Encountering Rattlesnakes

In our part of the world rattlesnakes may become active in any spell of warm weather—even during the winter. But it's March and April that usually produce the first encounters of the year. A good understanding of their behavior and ecology is the key to safely sharing their world.

Rattlesnakes are essential to the biodiversity and ecology of our region. They are important predators in most of our local habitats, with rodents being a significant portion of their diet. Learn more about the rattlesnakes which occur within the Museum's region of focus—including species endemic to islands in the Gulf of California— in the Reptiles and Amphibians section of our Field Guide.

How do you recognize a rattlesnake? Does a rattlesnake stay in one area or move from place to place? If someone is bitten by a rattlesnake, does this mean they're going to die? What should you do if you're nervous about being out where there are rattlesnakes?
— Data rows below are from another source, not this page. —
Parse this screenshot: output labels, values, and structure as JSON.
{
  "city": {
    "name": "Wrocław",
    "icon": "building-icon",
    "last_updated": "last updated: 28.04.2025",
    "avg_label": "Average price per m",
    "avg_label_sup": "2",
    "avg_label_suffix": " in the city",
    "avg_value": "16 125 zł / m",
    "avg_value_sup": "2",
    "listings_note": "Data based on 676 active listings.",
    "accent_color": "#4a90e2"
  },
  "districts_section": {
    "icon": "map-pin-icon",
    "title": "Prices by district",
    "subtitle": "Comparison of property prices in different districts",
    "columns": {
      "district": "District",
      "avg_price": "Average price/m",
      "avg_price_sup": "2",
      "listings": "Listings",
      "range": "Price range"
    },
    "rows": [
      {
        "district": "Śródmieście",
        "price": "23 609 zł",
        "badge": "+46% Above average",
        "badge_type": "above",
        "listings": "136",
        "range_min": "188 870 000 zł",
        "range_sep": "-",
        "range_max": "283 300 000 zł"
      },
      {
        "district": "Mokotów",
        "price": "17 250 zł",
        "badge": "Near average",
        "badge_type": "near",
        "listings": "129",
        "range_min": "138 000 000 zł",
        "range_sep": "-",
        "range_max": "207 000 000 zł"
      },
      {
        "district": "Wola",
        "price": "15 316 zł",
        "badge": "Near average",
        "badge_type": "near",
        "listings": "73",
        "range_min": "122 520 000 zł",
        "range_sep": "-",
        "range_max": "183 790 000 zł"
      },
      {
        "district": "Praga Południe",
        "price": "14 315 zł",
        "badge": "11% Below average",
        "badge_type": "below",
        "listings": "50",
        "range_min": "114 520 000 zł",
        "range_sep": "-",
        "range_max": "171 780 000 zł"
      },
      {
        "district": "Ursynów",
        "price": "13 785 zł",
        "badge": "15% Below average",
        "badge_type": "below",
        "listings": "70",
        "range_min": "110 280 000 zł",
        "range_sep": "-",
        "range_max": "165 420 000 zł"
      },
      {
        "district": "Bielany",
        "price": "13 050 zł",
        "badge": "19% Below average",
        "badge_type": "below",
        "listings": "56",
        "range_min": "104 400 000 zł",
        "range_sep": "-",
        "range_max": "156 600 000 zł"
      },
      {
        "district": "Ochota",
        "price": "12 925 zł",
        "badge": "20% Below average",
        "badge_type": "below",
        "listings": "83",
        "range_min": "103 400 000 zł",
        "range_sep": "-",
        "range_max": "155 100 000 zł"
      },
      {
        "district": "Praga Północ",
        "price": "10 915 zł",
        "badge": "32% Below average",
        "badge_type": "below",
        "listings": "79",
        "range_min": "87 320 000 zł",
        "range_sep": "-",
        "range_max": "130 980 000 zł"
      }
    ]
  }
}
For answers to these and other questions we're asked most often about rattlesnakes, see our Rattlesnake FAQs.

Illustrated Field Guide

For a look at rattlesnakes in our area see the Illustrated Field Guide.


Speckled Rattlesnake

Red Diamond Rattlesnake

Western Rattlesnake

Western Diamondback Rattlesnake

Angel Island Speckled Rattlesnake

Santa Catalina Island Rattlesnake

Baja California Rattlesnake

San Esteban Island Rattlesnake

San Lorenzo Island Rattlesnake

Black-tailed Rattlesnake

El Muerto Island Speckled Rattlesnake

Tiger Rattlesnake

Tortuga Island Rattlesnake